Deputy Vice-Chancellor (Research) Professor Rebekah Brown congratulated Monash’s Early Career Researchers and their faculties on this year’s DECRA results.

“I am thrilled so many of our bright and talented Early Career Researchers have been recognised with these awards, which will enable them to pursue research with impact across a diverse range of disciplines. Congratulations to everyone involved.”

The funded projects include:

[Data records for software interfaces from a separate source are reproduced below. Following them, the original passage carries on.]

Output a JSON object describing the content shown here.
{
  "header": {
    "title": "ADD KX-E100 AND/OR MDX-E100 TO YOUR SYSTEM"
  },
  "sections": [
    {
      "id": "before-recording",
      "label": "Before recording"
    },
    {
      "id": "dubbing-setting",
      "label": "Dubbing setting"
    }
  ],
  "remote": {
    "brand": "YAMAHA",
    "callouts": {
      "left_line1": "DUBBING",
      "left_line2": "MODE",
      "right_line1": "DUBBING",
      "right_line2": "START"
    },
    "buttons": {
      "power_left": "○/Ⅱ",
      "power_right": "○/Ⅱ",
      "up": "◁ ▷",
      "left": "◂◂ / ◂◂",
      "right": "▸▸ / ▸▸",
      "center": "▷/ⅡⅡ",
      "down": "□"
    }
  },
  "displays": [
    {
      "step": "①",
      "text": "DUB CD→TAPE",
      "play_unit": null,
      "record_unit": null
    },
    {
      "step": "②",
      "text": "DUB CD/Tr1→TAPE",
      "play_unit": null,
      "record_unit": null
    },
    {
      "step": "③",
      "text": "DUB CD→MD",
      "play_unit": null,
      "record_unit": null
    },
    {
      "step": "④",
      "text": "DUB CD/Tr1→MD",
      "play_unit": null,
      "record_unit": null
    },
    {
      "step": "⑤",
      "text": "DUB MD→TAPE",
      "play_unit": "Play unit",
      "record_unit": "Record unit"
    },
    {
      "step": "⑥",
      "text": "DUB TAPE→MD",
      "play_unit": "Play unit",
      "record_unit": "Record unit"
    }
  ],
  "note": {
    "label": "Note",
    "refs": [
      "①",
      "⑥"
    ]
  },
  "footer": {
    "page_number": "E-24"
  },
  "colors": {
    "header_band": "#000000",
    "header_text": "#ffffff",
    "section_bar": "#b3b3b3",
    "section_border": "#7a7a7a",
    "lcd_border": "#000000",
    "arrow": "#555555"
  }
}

DECRA CandidateFacultyTitle
Dr Pirooz ZareieMNHSRedefining how T cell recognition drives T cell activation
Dr Jun LuEngNovel Hydroxide Ion Conductive Membranes for Advanced Ammonia Fuel Cell
Dr Kalin StefanovITTowards automated Australian Sign Language translation
Dr Xin ZhangPharmCryo-electron microscopy determination of G protein-coupled receptor states
Dr Rachael LappanMNHSMicrobial life in the atmosphere
Dr Aurina ArnatkeviciuteMNHSMapping the genetics of brain connectivity
Dr Meiling HanMNHSBacterial membrane remodelling and the interaction with peptides
A/Prof James TrauerMNHSStrategies to minimise the societal impacts of zoonotic pandemics
Dr Hao WangITReliable Integration of Distributed Low-Carbon Energy Resources
Dr Nicholas FernsArtsAustralia and the World Bank: Financing Development and Decolonisation
Dr Christopher StubenrauchMNHSA novel bacterial secretion system for applications in nanobiotechnology
Dr Briony HillMNHSReframing knowledge of preconception lifestyles: A socioecological approach
Dr Reza NosratiEngFallopian tube on-a-chip for understanding mammalian reproduction
Dr Scarlett HowardSciInvestigating the responses of Australian native bees to climatic warming
Dr Praveena ThirunavukkarasuMNHSMolecular insights into lipid-mediated T cell immunity
Dr Sean BaySciCave microbial metabolism as a missing biogeochemical sink
Dr Reza RazzaghiEngAccurate Fault Location Methods for Complex Power Networks
Dr Taissa DanilovichSciUnderstanding the birth of new elements by observing dying stars
Dr Stanley Cheng XiePharmInhibiting adenylate-forming enzymes via a new reaction-hijacking mechanism
Dr Ludovic ScybozSciBridging the accuracy gap: High-precision parton showers for colliders
Dr Ruben Loaiza-MayaBusEcoVariational Inference for Intractable and Misspecified State Space Models